-- Available data --
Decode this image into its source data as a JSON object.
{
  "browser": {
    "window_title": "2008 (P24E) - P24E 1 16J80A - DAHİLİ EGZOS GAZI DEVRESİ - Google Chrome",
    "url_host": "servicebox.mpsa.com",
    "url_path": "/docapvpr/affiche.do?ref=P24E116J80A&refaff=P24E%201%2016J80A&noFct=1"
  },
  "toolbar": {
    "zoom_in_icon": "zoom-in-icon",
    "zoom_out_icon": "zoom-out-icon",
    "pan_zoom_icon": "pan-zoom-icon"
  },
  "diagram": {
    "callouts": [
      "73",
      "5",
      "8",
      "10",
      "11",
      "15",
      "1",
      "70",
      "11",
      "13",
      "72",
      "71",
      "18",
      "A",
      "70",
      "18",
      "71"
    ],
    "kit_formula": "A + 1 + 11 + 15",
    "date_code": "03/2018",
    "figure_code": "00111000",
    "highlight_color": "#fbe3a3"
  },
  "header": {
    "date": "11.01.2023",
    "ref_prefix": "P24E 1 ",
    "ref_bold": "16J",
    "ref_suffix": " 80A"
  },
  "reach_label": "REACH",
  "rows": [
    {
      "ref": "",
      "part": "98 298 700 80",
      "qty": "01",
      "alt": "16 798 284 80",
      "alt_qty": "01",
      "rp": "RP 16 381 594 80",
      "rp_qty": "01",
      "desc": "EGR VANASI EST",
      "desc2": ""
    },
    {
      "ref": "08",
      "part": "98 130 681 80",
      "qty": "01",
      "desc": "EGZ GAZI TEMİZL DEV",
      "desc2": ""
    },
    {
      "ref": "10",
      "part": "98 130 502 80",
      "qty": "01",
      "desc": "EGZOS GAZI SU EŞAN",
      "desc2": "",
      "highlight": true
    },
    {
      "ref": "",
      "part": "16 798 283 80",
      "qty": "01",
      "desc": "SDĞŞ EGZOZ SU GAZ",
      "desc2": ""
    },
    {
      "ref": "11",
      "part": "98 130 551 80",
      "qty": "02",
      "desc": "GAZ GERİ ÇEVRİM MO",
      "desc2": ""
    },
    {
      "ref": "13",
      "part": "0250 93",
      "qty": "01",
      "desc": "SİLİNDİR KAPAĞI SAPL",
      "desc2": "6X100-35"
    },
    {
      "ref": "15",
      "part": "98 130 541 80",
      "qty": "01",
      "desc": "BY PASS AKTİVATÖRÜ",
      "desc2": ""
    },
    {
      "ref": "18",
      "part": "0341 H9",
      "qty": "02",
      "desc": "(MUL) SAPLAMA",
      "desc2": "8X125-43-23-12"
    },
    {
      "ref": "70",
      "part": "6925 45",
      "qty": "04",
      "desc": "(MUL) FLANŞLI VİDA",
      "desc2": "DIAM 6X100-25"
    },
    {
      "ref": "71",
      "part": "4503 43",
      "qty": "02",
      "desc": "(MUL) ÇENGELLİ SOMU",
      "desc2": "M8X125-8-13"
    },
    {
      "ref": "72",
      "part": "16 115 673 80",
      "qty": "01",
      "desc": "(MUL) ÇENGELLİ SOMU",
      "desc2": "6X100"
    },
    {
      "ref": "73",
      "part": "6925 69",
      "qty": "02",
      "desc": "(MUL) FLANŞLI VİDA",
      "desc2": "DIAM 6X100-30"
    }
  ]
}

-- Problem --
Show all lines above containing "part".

-- Answer to the problem --
      "part": "98 298 700 80",
      "part": "98 130 681 80",
      "part": "98 130 502 80",
      "part": "16 798 283 80",
      "part": "98 130 551 80",
      "part": "0250 93",
      "part": "98 130 541 80",
      "part": "0341 H9",
      "part": "6925 45",
      "part": "4503 43",
      "part": "16 115 673 80",
      "part": "6925 69",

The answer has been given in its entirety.